Take a moment to imagine yourself as a mathematician developing the theory of linear algebra, you want all your definitions and discoveries to work for all of these vector-ish things in full generality.

A set of vector-ish objects, like the set of all points in 3d space, the set of all lists of 4 numbers, the set of all finite polynomial functions, etc., is called a “vector space”. What you as the mathematician might do is say “Hey everyone, I don't want to think about all the different types of crazy vector spaces that y'all might come up with”, so you establish a list of rules that vector addition and scaling have to abide by in order for the results that you-the-mathematician discover to apply to someone's chosen definition of vectors.

These rules are called “axioms”, and in the modern theory of linear algebra there are 8 axioms that any vector space must satisfy. They are all shown in the image above for anyone who wants to pause and ponder, but basically it's a checklist to be sure the notions of vector addition and scalar multiplication are reasonable.

These axioms are not so much fundamental rules of nature as they are an interface between you, the mathematician discovering results, and other people who may want to apply those results to new sorts of vector spaces.

If, for example, someone defines some crazy type of vector space, like the set of all pi creatures with some definitions of adding and scaling pi creatures, these axioms are like a checklist of things they need to verify about those definitions before they can start applying the results of linear algebra.

You as the mathematician never have to think about all the possible crazy vector spaces people might define; you just have to prove your results in terms of these axioms, so anyone whose definitions satisfy these axioms can happily apply your results. As a consequence, you'd tend to phrase all your results abstractly, which is to say only in terms of these axioms, rather than centering on a specific type of vector like arrows in space or functions.

For example, this is why every textbook you find will define linear transformations in terms of additivity and scaling, rather than talking about grid lines remaining parallel and evenly spaced, even though the latter is more intuitive and, at least in my view, more helpful for first-time learners.

So the mathematician's answer to “what are vectors?” is to ignore the question. In modern theory, the form they take doesn't matter: arrows, lists of numbers, functions, pi creatures, really they can be *anything*, so long as there is some notion of adding and scaling vectors that follows these rules.

It's like asking what the number 3 really is. Whenever it comes up concretely, it's in the context of some triplet of things. But in math it's treated as an abstraction of all possible triplets of things that lets you reason about all those triplets using a single idea.
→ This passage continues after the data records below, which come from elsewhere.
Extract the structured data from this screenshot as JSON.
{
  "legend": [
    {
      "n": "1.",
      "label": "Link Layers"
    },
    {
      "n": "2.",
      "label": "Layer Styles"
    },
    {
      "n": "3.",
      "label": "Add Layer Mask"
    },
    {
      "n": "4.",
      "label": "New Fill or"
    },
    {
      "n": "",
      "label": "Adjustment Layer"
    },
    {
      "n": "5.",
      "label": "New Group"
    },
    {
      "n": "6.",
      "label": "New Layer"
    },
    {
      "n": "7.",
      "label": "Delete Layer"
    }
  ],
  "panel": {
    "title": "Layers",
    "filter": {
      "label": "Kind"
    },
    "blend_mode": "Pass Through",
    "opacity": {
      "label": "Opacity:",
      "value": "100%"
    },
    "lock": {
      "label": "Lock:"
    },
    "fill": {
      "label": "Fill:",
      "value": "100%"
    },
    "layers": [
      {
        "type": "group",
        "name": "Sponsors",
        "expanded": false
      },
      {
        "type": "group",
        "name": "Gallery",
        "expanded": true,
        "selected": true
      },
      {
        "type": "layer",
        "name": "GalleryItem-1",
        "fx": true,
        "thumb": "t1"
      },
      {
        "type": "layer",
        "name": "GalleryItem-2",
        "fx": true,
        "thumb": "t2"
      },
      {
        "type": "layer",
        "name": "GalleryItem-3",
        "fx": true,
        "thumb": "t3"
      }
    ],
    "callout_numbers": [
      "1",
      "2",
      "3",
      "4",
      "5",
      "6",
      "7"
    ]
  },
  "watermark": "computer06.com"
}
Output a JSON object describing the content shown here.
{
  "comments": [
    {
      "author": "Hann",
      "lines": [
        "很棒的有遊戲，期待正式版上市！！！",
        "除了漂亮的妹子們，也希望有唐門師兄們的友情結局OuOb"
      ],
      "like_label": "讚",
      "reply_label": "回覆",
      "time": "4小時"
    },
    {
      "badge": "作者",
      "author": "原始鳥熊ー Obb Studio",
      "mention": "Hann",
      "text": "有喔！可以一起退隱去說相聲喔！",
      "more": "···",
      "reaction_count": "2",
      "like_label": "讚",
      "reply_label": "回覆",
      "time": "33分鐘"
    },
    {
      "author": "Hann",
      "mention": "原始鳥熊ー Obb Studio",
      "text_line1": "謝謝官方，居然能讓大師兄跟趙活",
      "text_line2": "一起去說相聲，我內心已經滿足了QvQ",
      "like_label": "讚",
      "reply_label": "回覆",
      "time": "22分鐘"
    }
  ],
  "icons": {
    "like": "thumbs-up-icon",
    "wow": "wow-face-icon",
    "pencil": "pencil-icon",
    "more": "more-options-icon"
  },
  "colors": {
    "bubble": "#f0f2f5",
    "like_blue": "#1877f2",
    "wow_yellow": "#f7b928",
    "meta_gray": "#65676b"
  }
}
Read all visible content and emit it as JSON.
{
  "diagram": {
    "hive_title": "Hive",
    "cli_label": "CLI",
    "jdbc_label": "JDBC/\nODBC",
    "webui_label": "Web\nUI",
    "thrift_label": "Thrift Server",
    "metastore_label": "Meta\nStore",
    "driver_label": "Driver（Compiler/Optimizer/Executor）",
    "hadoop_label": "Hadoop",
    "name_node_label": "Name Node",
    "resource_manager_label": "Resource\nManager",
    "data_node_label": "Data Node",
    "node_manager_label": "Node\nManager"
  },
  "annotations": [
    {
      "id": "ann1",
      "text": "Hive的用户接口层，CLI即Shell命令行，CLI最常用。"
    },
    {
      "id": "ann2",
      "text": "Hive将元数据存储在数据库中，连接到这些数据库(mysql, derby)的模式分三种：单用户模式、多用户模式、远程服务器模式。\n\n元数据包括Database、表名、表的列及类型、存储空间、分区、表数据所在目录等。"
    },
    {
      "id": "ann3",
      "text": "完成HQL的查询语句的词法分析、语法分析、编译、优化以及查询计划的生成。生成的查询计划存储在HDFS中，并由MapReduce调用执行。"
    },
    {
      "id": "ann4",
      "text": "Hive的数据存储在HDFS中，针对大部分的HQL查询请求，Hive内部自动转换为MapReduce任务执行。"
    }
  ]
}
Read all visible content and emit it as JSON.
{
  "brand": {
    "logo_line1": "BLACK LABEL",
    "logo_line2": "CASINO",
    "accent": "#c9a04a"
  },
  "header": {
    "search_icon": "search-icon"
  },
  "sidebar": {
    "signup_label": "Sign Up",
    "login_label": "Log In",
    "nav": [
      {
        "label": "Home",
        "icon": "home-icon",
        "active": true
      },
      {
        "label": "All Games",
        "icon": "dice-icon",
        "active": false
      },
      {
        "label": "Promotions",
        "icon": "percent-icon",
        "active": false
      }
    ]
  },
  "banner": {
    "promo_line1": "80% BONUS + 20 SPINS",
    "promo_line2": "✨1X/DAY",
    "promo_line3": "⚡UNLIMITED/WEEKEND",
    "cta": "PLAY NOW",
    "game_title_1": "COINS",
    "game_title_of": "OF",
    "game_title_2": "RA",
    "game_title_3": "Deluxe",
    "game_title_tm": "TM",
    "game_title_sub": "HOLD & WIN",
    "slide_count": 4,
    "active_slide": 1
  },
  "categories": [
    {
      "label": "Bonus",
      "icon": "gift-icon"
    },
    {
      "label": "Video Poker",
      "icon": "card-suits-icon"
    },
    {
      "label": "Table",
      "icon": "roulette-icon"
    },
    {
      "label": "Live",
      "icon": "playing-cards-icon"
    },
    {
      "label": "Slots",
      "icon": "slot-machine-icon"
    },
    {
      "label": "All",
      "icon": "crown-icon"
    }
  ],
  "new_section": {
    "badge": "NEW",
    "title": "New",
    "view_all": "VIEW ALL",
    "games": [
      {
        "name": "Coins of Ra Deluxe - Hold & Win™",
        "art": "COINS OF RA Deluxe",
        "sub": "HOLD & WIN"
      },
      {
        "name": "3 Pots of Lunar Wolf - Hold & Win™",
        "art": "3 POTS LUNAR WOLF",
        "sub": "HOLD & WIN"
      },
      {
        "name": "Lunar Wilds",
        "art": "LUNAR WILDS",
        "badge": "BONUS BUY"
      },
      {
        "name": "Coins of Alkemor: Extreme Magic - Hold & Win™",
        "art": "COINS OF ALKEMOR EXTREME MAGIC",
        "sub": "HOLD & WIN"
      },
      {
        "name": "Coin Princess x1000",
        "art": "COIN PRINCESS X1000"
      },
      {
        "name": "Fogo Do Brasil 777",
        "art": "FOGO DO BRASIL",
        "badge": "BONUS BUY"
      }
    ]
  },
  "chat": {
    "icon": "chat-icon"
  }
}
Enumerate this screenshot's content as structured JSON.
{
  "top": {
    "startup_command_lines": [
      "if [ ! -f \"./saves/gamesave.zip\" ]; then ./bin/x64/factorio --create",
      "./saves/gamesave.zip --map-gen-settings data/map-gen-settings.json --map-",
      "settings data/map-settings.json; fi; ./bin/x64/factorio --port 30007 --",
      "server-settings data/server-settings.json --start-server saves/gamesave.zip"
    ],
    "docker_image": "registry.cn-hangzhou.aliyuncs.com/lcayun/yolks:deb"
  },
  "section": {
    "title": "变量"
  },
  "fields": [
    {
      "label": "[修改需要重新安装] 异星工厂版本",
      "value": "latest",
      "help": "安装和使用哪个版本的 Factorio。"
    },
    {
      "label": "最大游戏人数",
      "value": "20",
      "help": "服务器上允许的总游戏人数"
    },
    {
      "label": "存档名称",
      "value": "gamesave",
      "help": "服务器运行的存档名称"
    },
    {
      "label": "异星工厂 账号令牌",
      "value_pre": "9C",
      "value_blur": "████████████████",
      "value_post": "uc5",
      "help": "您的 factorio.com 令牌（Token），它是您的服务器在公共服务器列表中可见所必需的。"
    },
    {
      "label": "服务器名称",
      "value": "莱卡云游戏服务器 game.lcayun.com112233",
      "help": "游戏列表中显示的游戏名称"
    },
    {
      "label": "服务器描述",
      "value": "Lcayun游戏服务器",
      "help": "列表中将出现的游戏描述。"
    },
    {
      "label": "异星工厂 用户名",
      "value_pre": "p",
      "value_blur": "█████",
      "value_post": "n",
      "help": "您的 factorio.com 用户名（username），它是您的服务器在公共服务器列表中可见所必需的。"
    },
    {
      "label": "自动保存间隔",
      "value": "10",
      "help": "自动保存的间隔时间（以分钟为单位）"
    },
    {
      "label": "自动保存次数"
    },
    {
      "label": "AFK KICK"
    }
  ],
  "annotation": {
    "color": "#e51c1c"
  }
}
It's the same with vectors, which have many embodiments, but math abstracts them all into a single intangible notion of a vector space. As anyone reading this series knows, we think it's better to begin reasoning about vectors in a concrete, visualizable setting like 2d space with arrows rooted at the origin. But as you learn more linear algebra, know that these tools apply much more generally and that this is the underlying reason why textbooks and lectures tend to be phrased, well, abstractly.

## Conclusion

With that, folks, we'll call it an end to this "Essence of linear algebra" series.

If you've read and understood the chapters in this series, we really do believe you have a solid foundation in the underlying intuitions of linear algebra. If you've also taken the time to answer the practice problems for each lesson then you're well on your way to learning the full topic and the learning you do moving forward can be substantially more efficient with the right intuitions in place.

Have fun applying those intuitions, and keep loving math.